Above is the poster with the most up to date information I have for Op COURAGE.
Op COURAGE was devised to give a new overarching name for certain veterans mental health services that already existed.
Be aware that while giving it an Op name makes it much easier to understand for military folk, it isn't always the same for civvies. If you go to the GP and ask to be referred to Op COURAGE they might give you a quizzical look (they might not, in which case, props to them.) If they don't know what Op COURAGE is, don't leave; explain you're a veteran with mental health issues, and they'll put you on the right track. Doctors have their own language and so do we.
I totally get how much better it can feel asking for Op COURAGE. I still recoil at using the words "mental health" as I hold the same instinctive prejudice and stigma about it that I'm so afraid is applied to me. But it's something to swallow in order to get help.
The services that make up Op COURAGE are as follows:
I saw TILS after a charity suggested I contact them. A TILS psychiatrist and psychiatric nurse assessed me and, having diagnosed me with PTSD, referred me to CTS for therapy. I saw them for 6 months, and I am now back in their care.
The service is fantastic. If you're struggling, I recommend reaching out to them.
Even though I'm trained as a solicitor, I can't offer legal advice as I'm not practicing.
I have never trained as a doctor. I’m definitely not a shrink. I can’t and shouldn’t offer medical advice.
Contact Op COURAGE and / or your GP for medical advice, rather than me.
While it's not for everyone, 99.9% should apply themselves to listening to the Veteran State of Mind (VSOM) podcast.

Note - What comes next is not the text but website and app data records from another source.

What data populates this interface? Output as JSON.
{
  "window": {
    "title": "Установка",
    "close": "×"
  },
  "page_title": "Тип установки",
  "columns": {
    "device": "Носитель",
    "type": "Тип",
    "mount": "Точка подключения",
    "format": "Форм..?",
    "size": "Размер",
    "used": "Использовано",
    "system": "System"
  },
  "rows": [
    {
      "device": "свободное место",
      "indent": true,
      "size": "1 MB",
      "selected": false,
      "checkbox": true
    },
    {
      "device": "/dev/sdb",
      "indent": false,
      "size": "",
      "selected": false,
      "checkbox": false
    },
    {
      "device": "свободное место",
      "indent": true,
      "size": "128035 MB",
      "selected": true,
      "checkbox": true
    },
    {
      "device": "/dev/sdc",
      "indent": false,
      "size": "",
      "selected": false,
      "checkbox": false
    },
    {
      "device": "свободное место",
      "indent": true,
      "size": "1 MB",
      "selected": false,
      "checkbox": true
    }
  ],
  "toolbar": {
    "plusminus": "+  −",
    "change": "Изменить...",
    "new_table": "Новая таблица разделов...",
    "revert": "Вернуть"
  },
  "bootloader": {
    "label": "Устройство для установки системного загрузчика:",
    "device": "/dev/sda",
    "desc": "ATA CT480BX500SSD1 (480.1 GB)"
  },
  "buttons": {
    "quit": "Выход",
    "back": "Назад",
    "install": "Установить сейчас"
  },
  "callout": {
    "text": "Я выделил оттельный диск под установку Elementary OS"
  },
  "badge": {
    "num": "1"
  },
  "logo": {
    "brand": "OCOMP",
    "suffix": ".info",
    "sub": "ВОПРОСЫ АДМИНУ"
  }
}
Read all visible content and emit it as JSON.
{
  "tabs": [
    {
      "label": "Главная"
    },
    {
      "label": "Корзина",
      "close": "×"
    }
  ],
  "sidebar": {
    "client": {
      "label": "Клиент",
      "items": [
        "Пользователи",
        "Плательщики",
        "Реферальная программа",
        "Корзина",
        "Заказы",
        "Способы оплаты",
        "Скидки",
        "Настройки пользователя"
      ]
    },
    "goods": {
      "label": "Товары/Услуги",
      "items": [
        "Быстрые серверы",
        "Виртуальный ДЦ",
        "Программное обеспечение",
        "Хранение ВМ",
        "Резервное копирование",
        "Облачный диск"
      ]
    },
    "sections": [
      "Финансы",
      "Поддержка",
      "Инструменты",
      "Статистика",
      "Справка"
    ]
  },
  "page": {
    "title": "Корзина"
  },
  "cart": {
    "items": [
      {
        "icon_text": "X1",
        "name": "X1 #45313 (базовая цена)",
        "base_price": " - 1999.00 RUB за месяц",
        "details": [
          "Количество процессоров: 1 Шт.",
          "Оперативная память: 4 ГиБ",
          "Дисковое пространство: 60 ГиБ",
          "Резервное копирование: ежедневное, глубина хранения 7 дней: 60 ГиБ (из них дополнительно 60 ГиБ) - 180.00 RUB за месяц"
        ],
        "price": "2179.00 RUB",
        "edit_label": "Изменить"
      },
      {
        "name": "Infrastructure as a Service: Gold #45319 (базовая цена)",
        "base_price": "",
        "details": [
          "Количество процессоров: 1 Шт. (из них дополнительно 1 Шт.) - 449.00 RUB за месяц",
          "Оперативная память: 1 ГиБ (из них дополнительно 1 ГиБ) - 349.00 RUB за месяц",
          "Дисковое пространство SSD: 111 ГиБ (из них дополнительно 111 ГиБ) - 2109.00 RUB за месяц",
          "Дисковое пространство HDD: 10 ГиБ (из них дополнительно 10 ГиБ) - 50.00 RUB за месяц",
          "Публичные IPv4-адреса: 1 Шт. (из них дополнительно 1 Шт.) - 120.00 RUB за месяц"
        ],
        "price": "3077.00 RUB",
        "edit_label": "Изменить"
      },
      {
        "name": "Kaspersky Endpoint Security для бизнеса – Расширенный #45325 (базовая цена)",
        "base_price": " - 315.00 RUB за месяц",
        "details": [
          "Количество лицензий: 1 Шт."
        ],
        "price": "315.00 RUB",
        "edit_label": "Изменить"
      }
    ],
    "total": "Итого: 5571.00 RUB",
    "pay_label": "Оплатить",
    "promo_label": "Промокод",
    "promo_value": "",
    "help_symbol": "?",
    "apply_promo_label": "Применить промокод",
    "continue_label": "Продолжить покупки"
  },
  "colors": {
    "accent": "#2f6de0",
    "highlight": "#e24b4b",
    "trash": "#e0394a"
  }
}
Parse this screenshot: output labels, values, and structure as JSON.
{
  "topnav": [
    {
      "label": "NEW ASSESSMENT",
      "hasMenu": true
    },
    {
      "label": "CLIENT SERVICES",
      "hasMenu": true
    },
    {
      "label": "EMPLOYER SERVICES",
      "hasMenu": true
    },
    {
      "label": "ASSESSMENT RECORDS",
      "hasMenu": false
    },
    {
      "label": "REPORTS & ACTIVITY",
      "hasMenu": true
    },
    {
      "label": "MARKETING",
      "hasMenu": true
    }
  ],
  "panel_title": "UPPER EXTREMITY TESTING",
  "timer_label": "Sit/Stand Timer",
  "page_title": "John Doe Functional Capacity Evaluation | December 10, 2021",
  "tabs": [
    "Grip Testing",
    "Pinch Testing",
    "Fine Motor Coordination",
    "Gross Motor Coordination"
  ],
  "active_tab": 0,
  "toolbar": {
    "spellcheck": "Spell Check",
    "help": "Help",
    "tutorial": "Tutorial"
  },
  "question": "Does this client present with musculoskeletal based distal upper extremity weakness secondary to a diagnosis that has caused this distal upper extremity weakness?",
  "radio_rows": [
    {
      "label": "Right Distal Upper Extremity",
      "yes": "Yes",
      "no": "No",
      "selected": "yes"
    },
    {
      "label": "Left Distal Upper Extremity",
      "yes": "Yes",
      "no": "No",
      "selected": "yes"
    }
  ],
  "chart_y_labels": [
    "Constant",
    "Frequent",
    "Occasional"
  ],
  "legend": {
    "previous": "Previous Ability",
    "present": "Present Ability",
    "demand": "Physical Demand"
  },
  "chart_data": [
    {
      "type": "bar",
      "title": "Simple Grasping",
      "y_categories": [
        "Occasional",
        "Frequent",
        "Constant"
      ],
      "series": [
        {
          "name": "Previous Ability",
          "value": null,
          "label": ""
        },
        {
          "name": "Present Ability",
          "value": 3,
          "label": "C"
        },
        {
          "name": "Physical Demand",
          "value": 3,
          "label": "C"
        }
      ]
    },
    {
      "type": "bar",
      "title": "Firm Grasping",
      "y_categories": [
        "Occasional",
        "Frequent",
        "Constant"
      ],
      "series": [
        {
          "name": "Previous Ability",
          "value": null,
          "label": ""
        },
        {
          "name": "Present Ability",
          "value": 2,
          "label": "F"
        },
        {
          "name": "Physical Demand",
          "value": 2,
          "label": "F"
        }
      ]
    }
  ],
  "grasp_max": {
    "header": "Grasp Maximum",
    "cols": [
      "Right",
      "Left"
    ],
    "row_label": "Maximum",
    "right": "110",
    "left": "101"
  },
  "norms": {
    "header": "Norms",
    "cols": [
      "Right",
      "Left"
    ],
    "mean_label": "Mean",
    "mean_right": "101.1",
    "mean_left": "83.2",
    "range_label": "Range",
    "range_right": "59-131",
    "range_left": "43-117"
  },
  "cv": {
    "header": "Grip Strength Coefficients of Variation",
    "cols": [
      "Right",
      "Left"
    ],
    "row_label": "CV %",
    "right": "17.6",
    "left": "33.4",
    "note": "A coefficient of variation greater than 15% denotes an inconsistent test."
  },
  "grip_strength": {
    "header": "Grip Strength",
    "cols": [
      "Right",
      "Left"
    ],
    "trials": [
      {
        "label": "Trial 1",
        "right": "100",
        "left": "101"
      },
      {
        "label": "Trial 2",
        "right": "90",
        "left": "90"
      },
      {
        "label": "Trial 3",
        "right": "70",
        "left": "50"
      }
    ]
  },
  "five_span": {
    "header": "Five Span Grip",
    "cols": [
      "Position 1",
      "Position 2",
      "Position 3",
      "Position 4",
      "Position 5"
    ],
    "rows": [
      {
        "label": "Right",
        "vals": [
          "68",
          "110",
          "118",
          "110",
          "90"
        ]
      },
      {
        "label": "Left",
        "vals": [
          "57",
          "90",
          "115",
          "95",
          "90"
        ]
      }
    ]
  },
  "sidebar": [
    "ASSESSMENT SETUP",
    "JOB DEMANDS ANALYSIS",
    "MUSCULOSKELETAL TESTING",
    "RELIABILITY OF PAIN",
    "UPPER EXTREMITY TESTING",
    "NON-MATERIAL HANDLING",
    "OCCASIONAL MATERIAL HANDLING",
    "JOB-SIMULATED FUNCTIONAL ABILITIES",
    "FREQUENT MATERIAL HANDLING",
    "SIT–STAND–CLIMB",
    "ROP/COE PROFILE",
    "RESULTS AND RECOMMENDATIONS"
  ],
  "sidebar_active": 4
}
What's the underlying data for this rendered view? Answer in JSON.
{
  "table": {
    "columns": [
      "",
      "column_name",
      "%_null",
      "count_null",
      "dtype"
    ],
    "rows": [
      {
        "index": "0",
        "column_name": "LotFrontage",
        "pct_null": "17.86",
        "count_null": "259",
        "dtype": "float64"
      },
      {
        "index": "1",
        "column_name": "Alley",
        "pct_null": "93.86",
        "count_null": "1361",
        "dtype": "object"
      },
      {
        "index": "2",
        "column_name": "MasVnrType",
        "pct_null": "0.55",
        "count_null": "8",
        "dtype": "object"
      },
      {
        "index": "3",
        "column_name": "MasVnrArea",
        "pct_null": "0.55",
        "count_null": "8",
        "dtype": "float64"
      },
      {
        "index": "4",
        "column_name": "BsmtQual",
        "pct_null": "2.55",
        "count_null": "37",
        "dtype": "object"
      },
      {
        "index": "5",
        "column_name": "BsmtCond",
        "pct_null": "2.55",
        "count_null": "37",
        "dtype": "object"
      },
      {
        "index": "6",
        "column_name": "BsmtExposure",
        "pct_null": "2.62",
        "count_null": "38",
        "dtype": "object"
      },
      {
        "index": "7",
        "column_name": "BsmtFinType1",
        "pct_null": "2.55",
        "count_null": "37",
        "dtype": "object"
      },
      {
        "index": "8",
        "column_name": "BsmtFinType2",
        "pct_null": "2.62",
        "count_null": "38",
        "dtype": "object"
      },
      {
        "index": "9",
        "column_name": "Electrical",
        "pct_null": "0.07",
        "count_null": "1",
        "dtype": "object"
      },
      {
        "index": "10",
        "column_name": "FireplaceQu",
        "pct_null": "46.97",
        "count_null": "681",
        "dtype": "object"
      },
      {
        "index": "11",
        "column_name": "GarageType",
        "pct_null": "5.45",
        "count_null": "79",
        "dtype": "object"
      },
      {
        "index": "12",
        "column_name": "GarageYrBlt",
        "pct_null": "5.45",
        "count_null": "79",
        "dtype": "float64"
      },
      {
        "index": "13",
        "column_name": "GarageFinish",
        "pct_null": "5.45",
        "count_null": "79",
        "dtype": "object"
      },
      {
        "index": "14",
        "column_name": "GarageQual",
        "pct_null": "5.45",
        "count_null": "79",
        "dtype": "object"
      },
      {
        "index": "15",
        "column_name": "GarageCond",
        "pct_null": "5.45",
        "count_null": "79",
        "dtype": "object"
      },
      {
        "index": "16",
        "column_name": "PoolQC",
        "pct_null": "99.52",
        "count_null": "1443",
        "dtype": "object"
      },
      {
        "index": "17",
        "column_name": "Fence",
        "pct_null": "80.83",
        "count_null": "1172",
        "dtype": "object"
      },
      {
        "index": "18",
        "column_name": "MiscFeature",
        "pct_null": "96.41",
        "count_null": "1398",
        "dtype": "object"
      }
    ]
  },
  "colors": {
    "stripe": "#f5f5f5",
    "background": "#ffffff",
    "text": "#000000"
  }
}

(If you really don't like bad language or well reasoned but forcefully expressed arguments, you might be in the 0.1% and it's not for you.)
Geraint Jones's VSOM podcast has transformed my outlook since the summer of 2021 when I was introduced to it. Refreshingly honest (very honest, Gez doesn't hold much back,) listening to the podcast is like being allowed to sit with and listen to the cool people you wish were your mates.
All the, comforting, familiar language of the military is there, and you have a weightlifting, machinegunner historian who's also a bestselling author, chatting with loads of his hard as nails military mates and normalising mental health problems.
It's epic, and I love listening to it. If you want to hear him say in 5 minutes what I've spent months writing a website about, go to: Episode 104 / Rants & Bants episode 5, at 27:27
I was also lucky enough to be invited onto the show to discuss the AFCS (and being a legend) in Episode 189.
The front page for the Veteran State of Mind Podcast is here
I also wholeheartedly recommend Geraint Jones's book, Brothers in Arms, which is not only a really compelling journal of his time in Afghanistan, it's an inspirational book about his journey dealing with PTSD. The audiobook is brilliant, as it's read by him. I laughed so much and cried a lot too. Can't recommend it enough.
Some mental health websites might be recommended to you, in person or on posters. Some of them might be fine. I can't remember which one it was I looked at but it was scary. Scarier than a mummified wino.
One of the RAF charities offers access to the meditation app Headspace, which has been hugely beneficial to me. Once the site's up and running I'll ask if they mind me using their name to help direct you to them. Hopefully there's a similar setup for Army, Navy and Royal Marines.
I accept the military needs to be careful with medication due to side effects, which vary. This shouldn’t mean, however, that needing anti-depressants kills your career or stops you working.
But it does. For all the talk by the military of how great it is with mental health, when you press to test, it often fails. I rejoined as a part time reservist on a zero hours contract. They could literally call me now and say, ‘thanks, we don’t need you any more.’ But because I was on the anti-depressant / anti-anxiety Sertraline (above) when rejoining, I needed a medical waiver even to work in an office with no access to weapons. This waiver was initially denied because:
“he is currently being treated for a long standing medical condition which has in the past been adversely affected by his work environment. It is not possible to second guess how his health would be affected… as it would also be subject to factors outside the RAF workplace. His GP reports he is currently responding well to treatment however the nature of his condition leaves him vulnerable to future relapses which could result in significant sickness absence”
Obviously this is rather different to the Veterans UK view, saying I’m fine, get back to work.
Unfortunately, this highlights the chance you have of continuing a flying, air controlling, soldiering, etc. military career if this is the medical branch’s opinion in 2018 of mental health medication.
I don't want to be a mental health party pooper, but I also don't want to pretend that you can easily put your hand up while serving and say "I think I'm more than a bit stressed" and expect your career to be ok.